● WHAT TO WORK ON:
Should the word "maiab" occur in a line of the records, copy that line.

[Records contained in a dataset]
╔══

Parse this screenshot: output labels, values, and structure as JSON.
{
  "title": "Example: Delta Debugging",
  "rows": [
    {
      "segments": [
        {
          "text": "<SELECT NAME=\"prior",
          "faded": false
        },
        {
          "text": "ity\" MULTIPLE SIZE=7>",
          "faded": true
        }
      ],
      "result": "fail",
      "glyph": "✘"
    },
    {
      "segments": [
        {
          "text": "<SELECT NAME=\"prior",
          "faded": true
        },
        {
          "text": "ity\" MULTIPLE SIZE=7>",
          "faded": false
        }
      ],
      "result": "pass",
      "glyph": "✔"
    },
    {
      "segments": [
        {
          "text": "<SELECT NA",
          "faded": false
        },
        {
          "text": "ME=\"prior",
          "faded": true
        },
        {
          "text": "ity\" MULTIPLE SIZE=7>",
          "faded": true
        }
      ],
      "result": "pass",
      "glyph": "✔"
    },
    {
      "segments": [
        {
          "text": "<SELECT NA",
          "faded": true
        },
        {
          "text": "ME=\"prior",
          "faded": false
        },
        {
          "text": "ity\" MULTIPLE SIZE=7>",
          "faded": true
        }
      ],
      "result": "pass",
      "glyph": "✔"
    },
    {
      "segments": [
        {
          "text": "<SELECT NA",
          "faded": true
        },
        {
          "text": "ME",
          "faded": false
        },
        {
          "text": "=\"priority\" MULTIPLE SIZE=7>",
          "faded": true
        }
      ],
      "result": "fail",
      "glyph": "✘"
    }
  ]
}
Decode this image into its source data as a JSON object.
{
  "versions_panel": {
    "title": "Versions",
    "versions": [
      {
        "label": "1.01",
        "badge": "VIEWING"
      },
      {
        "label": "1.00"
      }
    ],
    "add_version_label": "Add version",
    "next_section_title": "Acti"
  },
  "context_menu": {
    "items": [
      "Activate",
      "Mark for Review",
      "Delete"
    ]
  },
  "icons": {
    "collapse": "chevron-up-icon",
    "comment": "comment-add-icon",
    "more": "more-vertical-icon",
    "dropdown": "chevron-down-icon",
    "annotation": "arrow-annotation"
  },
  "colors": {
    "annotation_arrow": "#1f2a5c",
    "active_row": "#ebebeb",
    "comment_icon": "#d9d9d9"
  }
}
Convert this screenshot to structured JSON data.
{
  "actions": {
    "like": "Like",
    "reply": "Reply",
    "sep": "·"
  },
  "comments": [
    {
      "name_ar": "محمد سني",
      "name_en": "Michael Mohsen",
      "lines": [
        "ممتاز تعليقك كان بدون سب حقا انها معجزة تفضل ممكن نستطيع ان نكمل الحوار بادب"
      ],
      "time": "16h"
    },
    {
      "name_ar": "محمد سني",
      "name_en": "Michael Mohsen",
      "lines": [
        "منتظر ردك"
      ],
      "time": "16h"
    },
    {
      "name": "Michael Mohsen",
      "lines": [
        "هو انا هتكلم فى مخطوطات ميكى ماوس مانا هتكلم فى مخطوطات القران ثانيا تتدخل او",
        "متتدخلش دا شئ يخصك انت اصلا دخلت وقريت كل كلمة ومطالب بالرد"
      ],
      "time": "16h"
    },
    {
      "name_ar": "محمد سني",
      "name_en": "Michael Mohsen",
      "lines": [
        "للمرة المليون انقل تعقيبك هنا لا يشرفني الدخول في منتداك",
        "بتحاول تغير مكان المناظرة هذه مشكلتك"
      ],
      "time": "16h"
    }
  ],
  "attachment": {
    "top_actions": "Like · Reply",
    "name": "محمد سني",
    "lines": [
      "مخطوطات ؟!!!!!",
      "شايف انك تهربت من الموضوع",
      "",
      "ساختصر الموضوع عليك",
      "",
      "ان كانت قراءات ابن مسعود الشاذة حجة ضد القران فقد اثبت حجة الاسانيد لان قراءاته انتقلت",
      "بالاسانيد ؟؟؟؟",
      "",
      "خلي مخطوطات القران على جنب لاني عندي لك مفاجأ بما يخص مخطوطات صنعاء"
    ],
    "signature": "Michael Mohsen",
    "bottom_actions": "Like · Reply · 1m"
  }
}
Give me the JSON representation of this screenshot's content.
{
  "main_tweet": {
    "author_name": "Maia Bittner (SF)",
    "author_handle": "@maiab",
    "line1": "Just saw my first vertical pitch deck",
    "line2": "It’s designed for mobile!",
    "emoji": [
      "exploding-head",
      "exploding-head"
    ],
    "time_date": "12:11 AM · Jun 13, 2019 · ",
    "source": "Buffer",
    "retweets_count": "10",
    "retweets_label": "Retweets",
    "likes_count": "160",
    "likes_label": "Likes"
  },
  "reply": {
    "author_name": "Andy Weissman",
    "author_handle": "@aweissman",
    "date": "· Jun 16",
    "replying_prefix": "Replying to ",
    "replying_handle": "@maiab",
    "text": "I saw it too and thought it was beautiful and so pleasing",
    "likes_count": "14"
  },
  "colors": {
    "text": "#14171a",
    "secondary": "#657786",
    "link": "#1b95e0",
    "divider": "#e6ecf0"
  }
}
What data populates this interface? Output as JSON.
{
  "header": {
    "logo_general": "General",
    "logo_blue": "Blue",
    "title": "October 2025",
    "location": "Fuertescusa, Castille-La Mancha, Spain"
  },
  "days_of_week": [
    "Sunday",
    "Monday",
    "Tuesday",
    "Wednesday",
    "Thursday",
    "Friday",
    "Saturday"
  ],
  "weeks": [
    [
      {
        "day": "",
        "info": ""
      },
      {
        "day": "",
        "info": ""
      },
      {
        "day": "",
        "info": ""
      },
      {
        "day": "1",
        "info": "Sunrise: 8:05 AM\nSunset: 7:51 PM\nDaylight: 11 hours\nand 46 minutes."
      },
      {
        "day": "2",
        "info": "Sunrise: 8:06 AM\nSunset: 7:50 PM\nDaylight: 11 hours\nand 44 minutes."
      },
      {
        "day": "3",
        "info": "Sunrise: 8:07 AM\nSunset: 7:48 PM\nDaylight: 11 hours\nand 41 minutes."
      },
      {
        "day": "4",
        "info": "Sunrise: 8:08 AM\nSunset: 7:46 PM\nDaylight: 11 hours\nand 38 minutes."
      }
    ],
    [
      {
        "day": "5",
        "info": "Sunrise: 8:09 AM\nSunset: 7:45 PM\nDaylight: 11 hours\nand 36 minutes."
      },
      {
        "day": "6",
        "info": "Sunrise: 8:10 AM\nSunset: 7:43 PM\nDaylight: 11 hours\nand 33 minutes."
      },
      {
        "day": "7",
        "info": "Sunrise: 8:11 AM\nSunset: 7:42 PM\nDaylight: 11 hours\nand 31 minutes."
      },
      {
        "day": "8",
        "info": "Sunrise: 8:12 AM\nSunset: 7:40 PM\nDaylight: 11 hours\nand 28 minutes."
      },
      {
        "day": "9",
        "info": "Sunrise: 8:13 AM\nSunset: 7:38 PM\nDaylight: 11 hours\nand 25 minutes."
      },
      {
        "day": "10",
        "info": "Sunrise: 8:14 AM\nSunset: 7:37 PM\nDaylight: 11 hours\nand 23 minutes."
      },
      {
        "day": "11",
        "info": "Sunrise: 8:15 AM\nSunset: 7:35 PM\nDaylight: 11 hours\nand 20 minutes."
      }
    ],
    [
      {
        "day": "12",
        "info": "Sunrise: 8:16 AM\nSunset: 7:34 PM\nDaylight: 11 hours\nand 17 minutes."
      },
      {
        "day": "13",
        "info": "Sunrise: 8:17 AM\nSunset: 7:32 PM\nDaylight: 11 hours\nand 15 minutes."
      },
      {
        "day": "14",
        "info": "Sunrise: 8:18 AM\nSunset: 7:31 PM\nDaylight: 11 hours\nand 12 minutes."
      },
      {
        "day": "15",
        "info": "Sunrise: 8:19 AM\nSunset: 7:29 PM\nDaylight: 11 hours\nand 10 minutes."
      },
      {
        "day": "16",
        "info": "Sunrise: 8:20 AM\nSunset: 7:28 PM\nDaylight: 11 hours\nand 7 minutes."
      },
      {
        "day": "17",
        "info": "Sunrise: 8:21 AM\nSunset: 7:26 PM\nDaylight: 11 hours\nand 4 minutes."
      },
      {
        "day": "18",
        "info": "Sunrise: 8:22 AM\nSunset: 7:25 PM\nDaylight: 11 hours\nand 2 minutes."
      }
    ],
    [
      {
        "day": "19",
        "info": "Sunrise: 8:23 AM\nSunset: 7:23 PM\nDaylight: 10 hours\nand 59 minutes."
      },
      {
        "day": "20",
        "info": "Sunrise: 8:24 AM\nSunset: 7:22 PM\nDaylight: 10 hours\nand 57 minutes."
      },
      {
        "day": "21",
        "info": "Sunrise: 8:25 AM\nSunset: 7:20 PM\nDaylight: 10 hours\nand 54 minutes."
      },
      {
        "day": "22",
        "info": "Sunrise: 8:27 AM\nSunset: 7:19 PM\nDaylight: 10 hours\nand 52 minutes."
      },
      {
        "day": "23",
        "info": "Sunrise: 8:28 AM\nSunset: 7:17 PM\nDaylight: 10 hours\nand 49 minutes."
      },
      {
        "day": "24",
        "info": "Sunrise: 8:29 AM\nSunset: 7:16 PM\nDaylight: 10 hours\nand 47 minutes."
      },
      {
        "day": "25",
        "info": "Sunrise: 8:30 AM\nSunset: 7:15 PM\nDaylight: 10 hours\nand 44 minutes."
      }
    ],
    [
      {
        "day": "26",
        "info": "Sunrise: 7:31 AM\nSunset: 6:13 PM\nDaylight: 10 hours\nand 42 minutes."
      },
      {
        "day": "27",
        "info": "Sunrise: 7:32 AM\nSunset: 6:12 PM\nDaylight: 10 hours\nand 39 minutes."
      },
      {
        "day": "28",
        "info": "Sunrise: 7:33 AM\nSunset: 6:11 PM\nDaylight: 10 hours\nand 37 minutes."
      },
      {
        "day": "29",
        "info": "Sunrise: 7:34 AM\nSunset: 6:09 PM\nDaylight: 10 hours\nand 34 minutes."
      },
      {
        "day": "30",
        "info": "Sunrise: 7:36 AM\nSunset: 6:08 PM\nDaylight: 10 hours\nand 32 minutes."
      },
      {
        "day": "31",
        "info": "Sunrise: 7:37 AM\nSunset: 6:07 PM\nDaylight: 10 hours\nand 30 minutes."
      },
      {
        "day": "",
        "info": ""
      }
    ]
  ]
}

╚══

● SOLUTION TO THIS EXERCISE:
    "author_handle": "@maiab",
    "replying_handle": "@maiab",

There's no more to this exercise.